Task: Go through the data below line by line and report how many lines contain "title", giving only that figure.

Data items:
▬▬▬▬▬▬

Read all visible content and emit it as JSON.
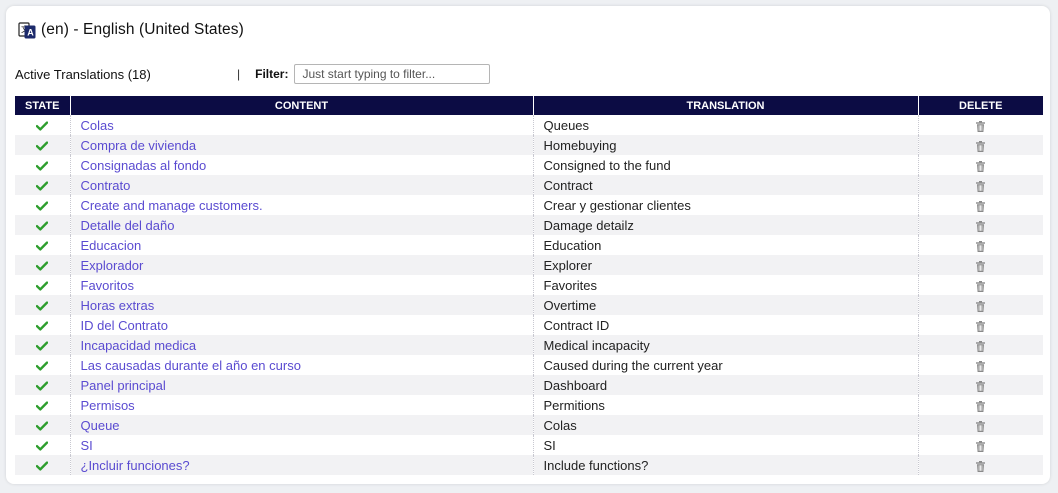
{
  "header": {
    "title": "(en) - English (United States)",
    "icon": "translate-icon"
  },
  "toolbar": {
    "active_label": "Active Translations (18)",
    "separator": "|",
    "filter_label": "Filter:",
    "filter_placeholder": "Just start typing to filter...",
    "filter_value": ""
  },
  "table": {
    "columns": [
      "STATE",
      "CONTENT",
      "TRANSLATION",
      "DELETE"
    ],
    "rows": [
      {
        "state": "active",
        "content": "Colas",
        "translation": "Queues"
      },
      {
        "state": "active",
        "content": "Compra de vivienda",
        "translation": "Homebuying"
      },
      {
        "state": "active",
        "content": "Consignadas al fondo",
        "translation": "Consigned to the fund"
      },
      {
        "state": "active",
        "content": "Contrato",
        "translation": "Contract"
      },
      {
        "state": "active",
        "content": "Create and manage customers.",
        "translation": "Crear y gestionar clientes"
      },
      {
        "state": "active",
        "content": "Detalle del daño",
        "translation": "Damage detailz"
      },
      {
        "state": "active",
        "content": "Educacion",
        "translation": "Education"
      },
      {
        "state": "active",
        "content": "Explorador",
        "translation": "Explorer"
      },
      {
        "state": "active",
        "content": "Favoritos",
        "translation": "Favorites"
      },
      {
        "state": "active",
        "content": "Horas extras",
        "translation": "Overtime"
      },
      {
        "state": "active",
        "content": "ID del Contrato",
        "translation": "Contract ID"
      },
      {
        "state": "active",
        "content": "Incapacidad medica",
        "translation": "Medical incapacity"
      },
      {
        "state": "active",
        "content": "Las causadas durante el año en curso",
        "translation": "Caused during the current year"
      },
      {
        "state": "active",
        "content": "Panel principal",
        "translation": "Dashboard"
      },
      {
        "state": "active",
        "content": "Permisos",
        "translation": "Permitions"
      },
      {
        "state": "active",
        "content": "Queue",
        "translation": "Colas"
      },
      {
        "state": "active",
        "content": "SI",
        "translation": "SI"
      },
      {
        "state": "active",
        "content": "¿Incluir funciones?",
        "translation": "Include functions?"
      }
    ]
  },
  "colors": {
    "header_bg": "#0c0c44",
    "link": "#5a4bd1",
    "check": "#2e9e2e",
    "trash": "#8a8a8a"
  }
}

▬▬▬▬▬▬

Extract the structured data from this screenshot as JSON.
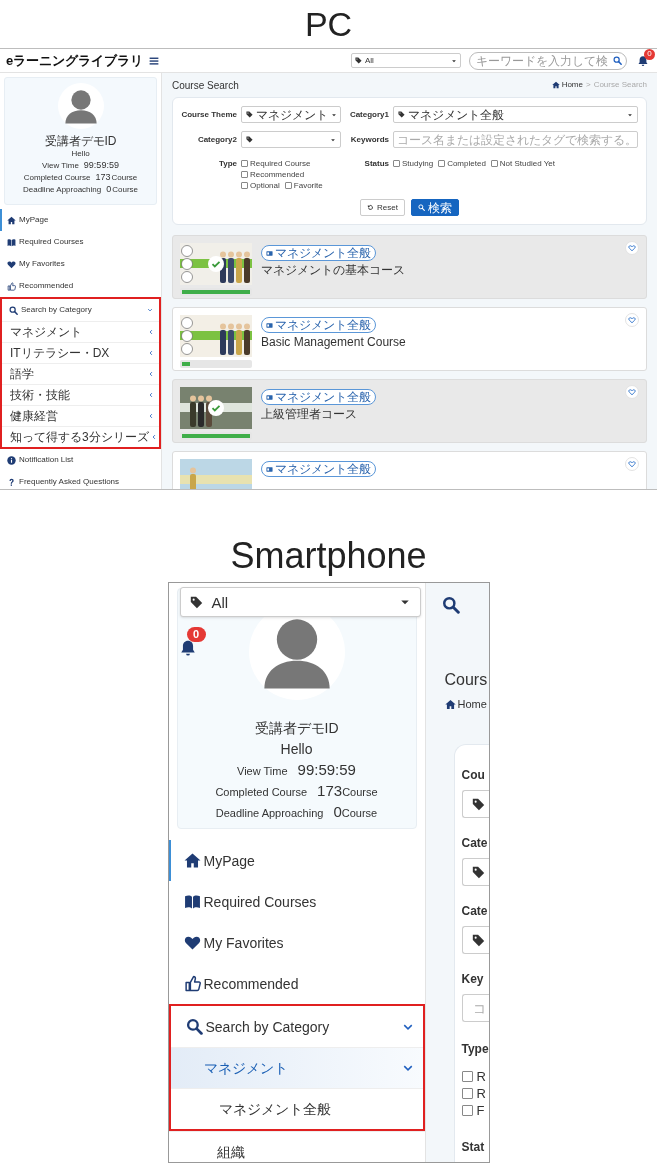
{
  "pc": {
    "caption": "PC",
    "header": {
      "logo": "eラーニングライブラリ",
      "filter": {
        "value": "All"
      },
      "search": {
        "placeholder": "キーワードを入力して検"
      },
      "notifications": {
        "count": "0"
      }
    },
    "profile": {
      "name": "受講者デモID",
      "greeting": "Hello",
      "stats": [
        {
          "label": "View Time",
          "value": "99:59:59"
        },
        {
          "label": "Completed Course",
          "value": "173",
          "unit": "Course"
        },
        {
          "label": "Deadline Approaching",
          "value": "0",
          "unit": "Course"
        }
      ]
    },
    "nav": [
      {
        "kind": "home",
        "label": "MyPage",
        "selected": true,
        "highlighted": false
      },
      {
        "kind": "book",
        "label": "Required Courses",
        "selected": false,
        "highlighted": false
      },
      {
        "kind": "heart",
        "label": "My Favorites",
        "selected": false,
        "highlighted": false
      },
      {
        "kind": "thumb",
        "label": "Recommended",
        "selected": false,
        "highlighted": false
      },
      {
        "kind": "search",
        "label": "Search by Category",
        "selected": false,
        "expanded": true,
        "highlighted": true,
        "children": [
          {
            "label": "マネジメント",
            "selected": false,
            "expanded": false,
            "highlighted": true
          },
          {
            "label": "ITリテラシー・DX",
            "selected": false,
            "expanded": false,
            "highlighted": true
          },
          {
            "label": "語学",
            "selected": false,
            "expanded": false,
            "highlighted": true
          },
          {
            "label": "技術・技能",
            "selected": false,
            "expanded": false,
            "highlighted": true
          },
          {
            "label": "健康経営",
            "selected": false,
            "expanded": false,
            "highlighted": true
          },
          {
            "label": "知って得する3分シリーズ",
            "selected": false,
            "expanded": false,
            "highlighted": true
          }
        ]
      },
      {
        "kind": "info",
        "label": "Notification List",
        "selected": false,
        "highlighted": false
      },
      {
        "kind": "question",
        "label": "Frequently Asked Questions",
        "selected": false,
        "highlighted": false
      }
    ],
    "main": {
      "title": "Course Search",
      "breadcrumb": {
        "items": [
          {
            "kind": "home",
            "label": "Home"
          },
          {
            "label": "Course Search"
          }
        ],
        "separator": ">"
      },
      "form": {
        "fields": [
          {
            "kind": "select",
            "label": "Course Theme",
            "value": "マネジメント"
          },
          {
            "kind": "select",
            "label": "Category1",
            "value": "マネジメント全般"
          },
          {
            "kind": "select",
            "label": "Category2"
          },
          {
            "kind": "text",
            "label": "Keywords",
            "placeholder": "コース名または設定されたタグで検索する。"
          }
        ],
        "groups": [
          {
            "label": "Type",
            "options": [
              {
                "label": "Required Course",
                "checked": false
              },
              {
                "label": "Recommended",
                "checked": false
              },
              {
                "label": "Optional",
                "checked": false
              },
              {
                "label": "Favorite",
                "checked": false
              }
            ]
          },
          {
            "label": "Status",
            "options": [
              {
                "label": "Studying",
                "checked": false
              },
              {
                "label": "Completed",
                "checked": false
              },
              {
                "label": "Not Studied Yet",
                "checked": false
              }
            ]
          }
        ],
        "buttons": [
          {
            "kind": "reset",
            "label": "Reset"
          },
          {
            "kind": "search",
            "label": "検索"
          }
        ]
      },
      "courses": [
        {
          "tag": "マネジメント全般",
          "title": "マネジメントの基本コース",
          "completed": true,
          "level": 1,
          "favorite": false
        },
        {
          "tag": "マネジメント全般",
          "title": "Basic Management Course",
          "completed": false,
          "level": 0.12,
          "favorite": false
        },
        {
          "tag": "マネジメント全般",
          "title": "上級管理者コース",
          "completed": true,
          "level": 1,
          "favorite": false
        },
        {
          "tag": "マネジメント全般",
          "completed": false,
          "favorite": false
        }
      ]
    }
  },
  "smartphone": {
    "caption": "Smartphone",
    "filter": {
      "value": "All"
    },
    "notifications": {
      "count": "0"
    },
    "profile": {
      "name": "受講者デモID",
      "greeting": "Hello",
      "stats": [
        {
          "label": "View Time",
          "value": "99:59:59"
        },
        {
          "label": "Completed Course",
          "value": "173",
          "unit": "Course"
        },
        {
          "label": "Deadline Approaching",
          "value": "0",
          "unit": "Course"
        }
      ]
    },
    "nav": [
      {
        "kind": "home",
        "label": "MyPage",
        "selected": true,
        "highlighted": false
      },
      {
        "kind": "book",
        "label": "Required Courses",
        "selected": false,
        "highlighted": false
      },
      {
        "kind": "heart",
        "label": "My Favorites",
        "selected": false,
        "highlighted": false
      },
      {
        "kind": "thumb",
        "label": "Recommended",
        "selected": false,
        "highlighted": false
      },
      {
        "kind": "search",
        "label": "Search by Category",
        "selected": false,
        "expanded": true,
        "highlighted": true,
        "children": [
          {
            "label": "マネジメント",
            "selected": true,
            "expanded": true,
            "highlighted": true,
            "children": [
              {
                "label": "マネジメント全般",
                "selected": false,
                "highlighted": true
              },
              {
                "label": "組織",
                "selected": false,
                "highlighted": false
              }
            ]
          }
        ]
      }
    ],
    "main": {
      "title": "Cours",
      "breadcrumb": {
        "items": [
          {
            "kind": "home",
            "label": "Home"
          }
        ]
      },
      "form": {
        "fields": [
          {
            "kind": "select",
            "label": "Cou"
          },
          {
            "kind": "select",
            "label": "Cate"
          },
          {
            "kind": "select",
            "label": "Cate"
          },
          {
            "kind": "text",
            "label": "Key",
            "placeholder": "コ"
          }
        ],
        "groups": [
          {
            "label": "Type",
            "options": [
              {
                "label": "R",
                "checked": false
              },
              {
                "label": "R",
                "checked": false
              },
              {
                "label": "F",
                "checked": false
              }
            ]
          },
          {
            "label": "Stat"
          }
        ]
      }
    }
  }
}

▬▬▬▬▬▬

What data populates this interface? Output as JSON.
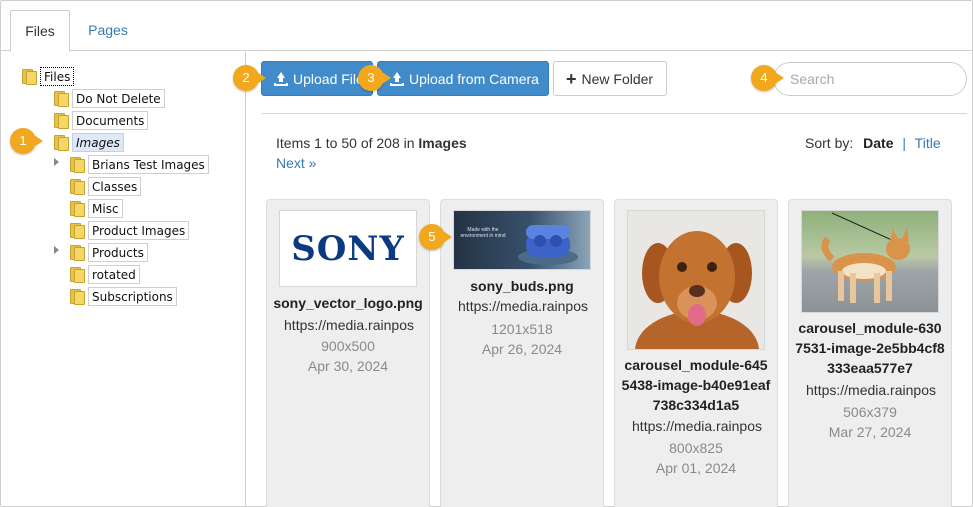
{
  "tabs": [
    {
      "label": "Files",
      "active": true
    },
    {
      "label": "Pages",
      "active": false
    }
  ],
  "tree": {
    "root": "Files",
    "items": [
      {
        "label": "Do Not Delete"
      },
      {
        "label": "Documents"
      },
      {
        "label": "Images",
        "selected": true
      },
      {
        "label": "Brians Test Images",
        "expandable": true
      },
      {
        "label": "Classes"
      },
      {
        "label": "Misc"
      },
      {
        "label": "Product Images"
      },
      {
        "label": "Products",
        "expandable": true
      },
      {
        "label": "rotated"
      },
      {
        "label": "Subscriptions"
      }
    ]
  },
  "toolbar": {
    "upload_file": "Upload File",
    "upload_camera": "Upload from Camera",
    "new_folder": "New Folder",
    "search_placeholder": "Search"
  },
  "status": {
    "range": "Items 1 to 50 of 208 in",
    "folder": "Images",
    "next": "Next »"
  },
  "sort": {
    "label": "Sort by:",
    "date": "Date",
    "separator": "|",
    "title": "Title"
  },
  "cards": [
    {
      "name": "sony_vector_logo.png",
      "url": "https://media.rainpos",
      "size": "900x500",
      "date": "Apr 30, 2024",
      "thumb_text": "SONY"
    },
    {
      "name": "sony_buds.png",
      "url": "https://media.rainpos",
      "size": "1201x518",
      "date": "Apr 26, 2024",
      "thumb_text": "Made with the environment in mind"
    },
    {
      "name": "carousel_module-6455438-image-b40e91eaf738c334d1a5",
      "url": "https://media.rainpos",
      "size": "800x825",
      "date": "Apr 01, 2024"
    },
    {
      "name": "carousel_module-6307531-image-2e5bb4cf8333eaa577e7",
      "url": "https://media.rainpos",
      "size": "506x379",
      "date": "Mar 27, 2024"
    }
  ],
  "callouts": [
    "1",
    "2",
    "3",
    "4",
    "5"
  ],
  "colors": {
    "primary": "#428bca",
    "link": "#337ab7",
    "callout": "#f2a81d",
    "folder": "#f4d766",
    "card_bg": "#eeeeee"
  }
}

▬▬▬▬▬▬

Completed task: 7